Dataset rows describing interfaces:
◆ ◆ ◆ ◆
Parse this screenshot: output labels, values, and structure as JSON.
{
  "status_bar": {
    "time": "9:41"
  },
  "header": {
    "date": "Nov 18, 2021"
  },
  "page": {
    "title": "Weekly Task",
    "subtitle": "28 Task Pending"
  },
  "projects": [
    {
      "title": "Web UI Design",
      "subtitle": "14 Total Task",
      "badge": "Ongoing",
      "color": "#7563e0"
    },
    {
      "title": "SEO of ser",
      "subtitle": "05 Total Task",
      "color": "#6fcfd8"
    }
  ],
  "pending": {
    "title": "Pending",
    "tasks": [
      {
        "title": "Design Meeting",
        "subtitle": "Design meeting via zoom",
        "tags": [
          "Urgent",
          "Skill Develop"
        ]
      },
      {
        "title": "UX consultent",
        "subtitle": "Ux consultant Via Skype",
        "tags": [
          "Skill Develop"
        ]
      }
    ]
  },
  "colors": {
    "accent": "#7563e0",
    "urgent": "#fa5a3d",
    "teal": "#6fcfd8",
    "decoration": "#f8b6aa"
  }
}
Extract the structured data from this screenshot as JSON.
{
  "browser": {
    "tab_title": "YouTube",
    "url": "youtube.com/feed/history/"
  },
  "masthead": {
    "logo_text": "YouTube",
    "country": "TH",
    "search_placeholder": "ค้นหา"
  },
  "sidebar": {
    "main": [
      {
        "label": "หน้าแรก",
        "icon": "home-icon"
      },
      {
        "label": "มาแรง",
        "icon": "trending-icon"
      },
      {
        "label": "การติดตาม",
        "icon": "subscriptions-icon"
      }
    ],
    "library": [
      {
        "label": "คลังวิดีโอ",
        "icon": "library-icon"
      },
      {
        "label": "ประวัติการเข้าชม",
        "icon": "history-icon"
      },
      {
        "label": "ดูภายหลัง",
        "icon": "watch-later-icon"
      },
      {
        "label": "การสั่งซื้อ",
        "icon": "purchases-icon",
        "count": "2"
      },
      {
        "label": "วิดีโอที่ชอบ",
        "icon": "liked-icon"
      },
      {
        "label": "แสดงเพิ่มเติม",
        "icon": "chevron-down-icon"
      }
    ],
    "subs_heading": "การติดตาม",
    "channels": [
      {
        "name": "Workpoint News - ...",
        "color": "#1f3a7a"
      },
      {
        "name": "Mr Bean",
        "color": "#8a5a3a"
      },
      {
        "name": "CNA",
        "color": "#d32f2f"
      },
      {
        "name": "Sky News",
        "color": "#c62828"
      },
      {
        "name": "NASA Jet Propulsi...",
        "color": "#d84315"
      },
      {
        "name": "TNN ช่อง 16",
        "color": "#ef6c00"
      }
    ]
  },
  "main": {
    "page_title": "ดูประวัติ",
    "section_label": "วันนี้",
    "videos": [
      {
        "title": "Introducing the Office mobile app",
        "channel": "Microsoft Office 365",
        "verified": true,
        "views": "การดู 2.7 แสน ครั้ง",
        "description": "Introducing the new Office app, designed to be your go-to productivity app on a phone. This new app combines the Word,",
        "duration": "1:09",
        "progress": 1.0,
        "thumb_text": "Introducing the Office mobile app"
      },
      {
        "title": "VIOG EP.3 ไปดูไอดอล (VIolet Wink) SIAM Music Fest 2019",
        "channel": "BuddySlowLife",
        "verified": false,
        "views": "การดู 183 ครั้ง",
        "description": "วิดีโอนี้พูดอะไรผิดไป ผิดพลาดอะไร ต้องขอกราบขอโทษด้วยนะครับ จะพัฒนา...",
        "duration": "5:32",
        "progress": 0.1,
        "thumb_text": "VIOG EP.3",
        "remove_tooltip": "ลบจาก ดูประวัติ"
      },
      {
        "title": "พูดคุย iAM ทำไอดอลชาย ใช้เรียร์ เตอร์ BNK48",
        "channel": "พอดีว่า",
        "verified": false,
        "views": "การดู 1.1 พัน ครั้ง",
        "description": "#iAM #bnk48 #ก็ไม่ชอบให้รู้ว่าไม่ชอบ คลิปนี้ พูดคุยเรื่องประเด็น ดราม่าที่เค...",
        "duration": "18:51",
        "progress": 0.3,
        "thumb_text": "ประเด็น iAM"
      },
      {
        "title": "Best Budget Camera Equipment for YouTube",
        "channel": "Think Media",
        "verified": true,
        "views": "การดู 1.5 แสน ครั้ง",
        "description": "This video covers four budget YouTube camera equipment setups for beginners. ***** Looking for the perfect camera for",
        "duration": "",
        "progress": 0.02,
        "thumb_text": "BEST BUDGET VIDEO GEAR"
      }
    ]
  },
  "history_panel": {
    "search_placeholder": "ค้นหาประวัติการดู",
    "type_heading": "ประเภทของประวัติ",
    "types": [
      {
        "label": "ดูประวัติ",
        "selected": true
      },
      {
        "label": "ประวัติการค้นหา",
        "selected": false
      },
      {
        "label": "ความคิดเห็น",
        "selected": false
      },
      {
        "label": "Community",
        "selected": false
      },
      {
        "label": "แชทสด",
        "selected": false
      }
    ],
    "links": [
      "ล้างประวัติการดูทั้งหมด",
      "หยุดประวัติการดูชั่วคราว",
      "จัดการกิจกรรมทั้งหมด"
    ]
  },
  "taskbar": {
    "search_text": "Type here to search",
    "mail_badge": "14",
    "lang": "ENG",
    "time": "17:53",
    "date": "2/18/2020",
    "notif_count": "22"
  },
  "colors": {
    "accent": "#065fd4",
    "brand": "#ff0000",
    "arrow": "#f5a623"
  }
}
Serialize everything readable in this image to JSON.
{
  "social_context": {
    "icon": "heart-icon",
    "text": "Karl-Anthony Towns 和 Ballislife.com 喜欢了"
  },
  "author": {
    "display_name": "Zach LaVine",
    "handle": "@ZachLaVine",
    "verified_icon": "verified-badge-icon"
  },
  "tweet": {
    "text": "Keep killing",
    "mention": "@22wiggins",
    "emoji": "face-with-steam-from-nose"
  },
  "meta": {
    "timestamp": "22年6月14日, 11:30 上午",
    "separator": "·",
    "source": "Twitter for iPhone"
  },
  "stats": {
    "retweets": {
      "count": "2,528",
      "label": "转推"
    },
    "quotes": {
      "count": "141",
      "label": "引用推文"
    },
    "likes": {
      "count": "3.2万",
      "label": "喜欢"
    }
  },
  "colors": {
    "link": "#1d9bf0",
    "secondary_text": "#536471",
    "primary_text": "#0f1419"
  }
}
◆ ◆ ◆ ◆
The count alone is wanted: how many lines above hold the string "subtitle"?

5